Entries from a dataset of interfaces
Start of Block

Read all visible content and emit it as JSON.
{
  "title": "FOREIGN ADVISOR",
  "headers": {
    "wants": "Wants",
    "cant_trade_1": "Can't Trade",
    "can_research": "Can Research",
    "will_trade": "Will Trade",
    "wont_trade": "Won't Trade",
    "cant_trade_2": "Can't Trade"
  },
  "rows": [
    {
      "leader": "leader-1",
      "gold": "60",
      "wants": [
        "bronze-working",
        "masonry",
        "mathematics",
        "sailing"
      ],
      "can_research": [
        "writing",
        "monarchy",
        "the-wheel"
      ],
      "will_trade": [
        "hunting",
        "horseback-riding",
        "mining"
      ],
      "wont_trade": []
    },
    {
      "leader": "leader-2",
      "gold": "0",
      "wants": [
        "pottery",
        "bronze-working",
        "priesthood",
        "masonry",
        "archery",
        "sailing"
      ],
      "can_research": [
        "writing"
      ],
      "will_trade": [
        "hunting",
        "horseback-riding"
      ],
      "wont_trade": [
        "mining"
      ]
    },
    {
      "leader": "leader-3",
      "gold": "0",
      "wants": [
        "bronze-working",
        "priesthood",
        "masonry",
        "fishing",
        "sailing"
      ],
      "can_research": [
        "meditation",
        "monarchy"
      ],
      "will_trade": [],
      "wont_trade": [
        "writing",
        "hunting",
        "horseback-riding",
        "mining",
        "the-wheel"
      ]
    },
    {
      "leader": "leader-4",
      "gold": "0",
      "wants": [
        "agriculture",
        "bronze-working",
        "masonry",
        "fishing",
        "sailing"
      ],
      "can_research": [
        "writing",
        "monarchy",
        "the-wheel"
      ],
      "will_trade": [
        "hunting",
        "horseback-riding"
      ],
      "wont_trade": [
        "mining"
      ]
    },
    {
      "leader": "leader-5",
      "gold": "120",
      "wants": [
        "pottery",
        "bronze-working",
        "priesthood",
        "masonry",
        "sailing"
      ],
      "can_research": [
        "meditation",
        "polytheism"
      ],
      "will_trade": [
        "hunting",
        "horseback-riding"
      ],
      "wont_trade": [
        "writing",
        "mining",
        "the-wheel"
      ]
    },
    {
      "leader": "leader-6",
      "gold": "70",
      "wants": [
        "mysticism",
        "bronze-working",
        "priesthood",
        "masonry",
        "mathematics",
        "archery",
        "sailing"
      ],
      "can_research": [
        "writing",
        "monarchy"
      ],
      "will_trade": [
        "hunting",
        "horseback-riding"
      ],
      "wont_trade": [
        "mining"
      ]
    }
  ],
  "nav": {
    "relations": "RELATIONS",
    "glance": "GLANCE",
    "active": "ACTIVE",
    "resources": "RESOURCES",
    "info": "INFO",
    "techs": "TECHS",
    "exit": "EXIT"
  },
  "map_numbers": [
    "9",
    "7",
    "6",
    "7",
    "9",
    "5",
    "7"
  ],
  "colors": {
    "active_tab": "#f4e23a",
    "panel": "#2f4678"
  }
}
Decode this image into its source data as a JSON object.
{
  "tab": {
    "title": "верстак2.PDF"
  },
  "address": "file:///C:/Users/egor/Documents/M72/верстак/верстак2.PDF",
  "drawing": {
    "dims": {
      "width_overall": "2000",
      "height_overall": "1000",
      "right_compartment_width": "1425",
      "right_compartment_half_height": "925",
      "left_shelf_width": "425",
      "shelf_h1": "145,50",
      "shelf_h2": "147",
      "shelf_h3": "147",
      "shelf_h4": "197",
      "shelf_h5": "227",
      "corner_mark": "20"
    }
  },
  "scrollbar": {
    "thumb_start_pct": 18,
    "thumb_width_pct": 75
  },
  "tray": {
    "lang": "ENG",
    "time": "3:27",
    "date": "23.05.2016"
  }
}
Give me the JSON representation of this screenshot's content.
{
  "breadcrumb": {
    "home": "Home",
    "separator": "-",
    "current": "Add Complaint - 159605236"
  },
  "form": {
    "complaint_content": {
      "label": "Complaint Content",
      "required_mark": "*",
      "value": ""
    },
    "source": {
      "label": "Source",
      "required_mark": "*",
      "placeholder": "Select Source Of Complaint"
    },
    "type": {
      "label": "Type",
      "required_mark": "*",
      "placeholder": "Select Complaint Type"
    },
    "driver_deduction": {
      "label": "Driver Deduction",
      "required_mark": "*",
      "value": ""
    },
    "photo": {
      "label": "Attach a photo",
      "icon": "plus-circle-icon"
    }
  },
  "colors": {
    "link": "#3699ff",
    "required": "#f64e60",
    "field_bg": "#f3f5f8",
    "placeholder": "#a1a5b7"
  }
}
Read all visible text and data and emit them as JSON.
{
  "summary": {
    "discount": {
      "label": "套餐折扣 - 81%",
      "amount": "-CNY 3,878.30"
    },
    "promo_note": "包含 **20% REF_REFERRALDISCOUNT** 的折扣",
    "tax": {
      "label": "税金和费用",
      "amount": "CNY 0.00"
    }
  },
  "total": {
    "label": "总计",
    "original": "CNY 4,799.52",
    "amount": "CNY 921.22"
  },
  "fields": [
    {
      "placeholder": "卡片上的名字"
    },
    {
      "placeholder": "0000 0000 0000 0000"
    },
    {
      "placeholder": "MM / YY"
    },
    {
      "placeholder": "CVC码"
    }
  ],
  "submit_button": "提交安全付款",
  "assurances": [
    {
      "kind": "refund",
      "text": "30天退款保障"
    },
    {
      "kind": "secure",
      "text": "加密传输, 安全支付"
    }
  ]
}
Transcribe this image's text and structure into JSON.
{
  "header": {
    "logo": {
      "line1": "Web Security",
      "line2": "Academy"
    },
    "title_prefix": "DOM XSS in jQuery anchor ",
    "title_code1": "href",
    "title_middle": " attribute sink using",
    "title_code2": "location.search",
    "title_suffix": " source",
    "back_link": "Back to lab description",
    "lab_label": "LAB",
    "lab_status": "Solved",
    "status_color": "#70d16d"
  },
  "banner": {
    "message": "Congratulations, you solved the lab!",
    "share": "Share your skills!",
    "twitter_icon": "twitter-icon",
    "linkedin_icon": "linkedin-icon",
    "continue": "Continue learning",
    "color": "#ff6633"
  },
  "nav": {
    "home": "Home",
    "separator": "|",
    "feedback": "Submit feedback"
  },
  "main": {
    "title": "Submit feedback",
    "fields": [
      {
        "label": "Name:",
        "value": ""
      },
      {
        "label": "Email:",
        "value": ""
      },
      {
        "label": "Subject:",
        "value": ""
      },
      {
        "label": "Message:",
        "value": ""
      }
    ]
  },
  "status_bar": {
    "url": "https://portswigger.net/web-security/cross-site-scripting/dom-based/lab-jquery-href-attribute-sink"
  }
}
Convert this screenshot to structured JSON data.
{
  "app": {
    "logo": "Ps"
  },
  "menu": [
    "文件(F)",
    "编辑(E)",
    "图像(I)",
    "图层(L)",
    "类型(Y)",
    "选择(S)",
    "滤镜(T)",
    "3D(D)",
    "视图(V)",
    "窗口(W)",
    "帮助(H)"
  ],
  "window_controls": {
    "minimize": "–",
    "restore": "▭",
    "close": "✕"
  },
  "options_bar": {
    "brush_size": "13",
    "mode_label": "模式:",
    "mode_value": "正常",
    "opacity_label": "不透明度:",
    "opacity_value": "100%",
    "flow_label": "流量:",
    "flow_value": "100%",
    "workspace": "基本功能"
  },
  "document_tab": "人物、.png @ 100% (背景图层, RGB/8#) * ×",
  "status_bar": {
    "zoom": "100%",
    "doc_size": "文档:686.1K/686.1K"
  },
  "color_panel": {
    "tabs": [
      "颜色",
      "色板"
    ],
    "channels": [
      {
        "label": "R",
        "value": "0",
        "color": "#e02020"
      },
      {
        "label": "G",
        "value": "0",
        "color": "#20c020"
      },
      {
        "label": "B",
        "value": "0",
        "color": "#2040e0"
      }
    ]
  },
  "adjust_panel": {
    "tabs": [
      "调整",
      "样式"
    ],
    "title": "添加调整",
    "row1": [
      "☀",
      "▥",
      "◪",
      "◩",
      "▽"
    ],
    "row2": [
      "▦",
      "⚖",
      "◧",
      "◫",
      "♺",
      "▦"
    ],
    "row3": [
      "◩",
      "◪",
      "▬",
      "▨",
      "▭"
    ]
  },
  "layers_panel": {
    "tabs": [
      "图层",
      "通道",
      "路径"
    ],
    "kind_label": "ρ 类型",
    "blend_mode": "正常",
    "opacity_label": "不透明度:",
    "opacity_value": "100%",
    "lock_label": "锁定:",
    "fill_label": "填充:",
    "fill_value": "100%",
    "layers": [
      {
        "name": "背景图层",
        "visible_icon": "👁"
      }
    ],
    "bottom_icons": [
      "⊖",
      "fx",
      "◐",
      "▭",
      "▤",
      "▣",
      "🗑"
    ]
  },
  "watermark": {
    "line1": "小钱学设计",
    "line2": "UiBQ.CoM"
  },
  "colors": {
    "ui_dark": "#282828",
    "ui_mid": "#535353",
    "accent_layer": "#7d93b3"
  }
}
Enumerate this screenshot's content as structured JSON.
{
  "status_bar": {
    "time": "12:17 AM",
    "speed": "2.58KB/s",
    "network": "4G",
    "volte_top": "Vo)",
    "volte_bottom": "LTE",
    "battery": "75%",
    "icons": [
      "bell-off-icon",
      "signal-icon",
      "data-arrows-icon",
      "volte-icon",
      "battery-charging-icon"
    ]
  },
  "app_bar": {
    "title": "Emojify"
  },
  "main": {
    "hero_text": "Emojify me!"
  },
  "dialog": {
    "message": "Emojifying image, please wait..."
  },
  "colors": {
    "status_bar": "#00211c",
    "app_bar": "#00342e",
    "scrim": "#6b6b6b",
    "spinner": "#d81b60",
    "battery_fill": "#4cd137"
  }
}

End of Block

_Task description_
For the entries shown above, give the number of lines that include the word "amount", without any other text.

_Solution for this exercise_
3